2. Embrace unexpected partnerships

Product innovation is key. Brand collaborations and unexpected partnerships have become a continual retail business model for savvy brands, helping them to innovate and remain part of the zeitgeist. Successful tactics include exciting limited edition drops, offering unique services and unmissable product launch events. All are designed to attract new audiences while keeping existing customers wanting more through constant newness.

Innovative product collaborations also create data and of course, drive sales. Building waiting lists by generating hype around rarity and recalibrating business models from pushing stock to sell via discounts, through to selling products with kudos, often via pre-order, are increasing profitability as a result.

A recent example of unexpected partnerships in action is the limited edition Adidas x Lego sneakers which sold out instantly online. So the newly opened, hyperlocal Adidas Originals store on Carnaby Street in London, is now promising access to their latest and most coveted products. It is certainly brave to aim to be a supreme style ‘hype machine’ destination - ultimately a more cultural cousin of the Oxford Street flagship.

3. Adopt a startup mentality

As we touched upon in part one, radical reinvention of traditional retail business models is required to feed customers' insatiable desire for new ways to interact with brands. As a result, retail brands need to act like startups and sustain a continual beta mode of fresh thinking and revolving door experiences, to keep customers coming back for more.

In this challenging world, temporary can win as the new permanent, where trial and testing of ephemeral moments, innovative experiences and monetised premium services and events can keep customers on their toes and competitors in the slipstream.

Ikea continually proves that a startup mentality is not only confined to smaller organisations.

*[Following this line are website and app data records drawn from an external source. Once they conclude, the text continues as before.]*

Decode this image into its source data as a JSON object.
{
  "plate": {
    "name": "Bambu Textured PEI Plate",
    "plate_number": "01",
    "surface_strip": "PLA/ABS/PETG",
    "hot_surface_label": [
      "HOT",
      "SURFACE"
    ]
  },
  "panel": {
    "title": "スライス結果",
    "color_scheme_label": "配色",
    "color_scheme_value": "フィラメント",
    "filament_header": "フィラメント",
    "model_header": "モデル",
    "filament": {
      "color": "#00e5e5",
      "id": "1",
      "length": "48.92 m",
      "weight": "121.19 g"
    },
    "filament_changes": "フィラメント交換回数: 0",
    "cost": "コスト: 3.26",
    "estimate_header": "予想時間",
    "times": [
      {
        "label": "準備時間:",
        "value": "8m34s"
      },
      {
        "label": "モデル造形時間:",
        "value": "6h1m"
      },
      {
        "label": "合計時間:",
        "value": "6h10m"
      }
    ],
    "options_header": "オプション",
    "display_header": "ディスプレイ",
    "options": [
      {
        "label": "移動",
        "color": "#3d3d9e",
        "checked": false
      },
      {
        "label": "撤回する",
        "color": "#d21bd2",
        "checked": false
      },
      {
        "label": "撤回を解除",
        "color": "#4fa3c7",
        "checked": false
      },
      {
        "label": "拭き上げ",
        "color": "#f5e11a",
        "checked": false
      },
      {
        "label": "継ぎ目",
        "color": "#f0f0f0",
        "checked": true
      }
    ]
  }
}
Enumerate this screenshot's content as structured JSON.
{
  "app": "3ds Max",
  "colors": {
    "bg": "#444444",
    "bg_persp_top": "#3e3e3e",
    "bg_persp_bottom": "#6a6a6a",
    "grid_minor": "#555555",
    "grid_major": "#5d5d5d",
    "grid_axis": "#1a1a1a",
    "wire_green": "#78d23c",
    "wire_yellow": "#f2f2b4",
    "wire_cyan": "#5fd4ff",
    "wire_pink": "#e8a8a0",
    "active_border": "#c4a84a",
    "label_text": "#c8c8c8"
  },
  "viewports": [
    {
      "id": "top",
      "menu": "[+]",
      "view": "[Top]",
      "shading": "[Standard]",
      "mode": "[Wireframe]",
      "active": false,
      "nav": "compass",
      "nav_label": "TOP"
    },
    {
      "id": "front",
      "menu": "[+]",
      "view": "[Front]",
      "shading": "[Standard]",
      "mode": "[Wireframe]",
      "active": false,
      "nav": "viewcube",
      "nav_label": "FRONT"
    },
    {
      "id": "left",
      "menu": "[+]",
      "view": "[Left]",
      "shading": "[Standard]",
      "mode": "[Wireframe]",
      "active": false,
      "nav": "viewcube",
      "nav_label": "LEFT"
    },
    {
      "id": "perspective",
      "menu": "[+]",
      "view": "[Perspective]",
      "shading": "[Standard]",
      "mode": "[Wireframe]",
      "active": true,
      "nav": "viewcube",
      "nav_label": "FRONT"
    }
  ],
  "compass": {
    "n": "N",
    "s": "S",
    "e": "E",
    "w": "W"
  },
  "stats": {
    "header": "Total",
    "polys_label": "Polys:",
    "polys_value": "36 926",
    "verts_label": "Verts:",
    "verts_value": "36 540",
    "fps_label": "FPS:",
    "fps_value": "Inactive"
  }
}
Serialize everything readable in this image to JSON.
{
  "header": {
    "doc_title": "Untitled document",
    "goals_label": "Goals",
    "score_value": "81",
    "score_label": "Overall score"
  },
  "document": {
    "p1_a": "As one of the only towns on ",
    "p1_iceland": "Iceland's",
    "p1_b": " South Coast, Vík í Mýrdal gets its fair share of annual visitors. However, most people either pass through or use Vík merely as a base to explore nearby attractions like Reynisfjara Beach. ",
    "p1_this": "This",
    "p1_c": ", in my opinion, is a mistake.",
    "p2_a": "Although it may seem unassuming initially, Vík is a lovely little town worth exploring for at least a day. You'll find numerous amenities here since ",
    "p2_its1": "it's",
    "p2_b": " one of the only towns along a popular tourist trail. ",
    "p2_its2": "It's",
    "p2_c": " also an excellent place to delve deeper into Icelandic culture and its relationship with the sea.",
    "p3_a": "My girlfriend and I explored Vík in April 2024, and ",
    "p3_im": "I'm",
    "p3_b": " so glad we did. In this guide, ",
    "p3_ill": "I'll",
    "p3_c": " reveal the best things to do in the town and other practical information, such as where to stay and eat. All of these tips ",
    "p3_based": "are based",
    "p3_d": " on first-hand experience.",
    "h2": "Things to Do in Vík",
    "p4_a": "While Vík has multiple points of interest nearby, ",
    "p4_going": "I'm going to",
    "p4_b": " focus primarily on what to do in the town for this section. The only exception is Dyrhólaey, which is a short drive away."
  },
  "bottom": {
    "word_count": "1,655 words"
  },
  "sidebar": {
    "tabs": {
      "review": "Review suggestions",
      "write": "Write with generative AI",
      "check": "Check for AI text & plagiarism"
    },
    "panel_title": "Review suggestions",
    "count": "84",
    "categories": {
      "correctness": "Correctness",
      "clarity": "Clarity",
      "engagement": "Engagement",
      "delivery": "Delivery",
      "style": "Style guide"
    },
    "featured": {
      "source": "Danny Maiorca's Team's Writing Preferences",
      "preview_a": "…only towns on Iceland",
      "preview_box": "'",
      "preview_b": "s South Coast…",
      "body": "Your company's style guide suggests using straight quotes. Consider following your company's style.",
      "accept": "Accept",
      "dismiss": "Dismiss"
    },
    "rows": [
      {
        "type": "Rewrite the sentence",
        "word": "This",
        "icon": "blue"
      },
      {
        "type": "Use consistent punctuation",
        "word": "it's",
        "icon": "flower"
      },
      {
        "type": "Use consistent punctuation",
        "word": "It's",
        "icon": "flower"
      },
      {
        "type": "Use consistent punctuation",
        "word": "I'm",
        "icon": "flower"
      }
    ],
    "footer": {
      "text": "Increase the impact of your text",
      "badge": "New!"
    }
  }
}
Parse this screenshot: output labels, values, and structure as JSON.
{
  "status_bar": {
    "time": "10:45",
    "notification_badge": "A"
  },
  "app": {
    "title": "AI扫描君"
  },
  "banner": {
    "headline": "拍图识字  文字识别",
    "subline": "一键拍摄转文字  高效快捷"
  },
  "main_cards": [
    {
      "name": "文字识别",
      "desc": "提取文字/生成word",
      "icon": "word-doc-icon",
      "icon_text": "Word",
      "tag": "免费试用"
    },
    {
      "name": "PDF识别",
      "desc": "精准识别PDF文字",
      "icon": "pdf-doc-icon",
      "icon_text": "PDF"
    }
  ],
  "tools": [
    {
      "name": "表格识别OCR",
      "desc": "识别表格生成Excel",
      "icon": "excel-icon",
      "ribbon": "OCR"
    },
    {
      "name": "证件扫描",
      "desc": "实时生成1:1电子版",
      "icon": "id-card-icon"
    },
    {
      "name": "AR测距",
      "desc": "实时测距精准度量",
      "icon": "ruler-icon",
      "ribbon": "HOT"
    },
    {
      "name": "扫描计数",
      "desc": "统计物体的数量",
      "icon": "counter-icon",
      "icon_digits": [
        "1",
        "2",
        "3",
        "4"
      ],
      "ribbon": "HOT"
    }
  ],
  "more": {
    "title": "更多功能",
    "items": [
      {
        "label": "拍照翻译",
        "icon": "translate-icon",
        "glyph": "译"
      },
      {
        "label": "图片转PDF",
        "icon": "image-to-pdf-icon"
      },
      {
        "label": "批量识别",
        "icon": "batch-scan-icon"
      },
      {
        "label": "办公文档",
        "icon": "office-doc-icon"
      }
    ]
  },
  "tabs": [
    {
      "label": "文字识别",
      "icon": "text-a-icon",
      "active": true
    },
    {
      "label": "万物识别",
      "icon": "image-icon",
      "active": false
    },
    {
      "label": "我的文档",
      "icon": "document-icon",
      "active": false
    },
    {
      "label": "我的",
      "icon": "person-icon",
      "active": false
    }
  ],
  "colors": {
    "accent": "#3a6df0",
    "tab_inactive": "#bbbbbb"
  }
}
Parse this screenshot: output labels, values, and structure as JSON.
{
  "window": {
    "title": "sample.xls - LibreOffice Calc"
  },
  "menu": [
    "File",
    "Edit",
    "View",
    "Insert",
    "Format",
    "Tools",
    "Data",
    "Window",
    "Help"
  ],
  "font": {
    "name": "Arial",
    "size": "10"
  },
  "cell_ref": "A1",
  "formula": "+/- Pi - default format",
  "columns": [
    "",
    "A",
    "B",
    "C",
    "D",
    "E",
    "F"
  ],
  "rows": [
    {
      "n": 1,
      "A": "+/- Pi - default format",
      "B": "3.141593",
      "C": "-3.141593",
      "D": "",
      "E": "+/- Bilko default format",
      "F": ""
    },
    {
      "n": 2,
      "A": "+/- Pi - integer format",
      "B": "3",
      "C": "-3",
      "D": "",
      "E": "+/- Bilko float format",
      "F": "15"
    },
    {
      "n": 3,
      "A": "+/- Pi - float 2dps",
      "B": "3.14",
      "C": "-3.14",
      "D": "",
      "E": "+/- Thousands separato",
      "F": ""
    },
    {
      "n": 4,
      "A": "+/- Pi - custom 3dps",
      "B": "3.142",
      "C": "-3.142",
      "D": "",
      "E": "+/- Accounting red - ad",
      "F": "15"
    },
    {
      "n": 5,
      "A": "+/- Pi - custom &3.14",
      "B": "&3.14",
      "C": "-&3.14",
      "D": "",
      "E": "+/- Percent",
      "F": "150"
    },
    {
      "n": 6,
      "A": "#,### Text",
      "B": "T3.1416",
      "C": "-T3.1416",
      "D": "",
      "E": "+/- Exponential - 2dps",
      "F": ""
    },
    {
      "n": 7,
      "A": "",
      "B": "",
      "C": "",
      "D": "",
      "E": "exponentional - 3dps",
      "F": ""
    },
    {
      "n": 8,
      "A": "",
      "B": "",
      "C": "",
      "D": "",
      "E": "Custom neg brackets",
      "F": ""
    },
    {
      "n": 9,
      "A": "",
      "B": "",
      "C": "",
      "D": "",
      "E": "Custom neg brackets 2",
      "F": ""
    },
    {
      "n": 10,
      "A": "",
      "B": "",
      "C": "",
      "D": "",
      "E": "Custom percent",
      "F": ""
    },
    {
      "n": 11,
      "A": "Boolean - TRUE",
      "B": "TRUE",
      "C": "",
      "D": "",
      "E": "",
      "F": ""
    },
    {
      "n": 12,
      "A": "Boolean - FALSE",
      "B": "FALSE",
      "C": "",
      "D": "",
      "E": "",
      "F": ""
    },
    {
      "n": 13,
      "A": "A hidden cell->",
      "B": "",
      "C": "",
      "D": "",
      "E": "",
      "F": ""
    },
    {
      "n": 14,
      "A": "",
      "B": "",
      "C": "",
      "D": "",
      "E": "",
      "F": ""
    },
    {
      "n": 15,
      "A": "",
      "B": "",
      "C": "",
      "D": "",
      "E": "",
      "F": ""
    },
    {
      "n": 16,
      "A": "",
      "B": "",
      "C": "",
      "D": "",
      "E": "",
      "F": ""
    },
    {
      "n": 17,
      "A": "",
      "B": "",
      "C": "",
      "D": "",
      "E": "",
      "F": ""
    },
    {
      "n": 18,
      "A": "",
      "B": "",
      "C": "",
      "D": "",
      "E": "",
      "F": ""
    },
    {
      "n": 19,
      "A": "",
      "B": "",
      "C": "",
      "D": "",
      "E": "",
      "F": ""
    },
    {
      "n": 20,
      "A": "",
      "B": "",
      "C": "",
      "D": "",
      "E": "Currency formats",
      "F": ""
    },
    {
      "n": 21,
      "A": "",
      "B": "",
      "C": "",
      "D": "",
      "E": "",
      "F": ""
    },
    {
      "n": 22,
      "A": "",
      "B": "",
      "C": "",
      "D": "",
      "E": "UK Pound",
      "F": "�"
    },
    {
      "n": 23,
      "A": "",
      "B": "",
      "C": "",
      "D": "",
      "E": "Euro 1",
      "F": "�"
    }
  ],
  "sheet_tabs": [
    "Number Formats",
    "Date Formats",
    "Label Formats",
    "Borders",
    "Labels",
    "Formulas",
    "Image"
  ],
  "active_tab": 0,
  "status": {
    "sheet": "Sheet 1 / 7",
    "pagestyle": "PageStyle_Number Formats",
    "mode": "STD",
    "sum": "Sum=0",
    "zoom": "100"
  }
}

Ikea has a strong history full of innovations, collaborations, format strategies and inventive pop-ups. Among the most memorable experiences, is the Ikea France hot tub outdoor experience on the banks of the River Seine, where lucky draw Facebook winners read through the latest Ikea catalogue while relaxing in Nordic spas.

4. Create hybrid ecosystems

The shift to smaller, culturally localised and more affordable retail formats must also see the physical space work harder within an omnichannel, holistic ecosystem beyond apps and in-store digital screens.

Global lockdowns gave birth to brands having to use physical retail as a canvass for shoppable live streams (Melissa Brazil for example). In the future, retail brands could transform their physical spaces into immersive content factories. This is where experiential, ultra-personalised IRL experiences are offered to targeted audiences and act as a performance stage for rich, online brand storytelling broadcasts forming a ‘hybrid magnet’ of local and global emotional engagement.

Our latest work with Samsung on the media launch event for the Galaxy Note20 was a unique example of hybrid physical/digital broadcasting filmed from the Samsung KX Experience Centre in Kings Cross, London.

5. Set new measurements for success

ROI has never been more vital for physical retail experiences and never so challenging to achieve. Experience has been heralded as the key to saving brands from the growing retail apocalypse, but even concept store icons like Opening Ceremony in New York and The Shop at Bluebird in London were not safe from extinction.

Physical retail destinations need to be so much more than free experience playgrounds for showroomers to then buy products elsewhere. Return on Experience (ROX) needs to be implemented at the heart of retail businesses ensuring that the entire proposition is offering a product and service that customers cannot easily get elsewhere or online.

Increasingly, retail brands are monetising physical experiences with paid events, premium experiences and services to bolster ROI on top of commercial sales value measurements. It is vital, however, that brands create tools that also measure more indirect values such as Brand Value (brand fame/advocacy), Human Value (culture building/social ethical) and the halo effect to online sales created by physical retail brand experiences.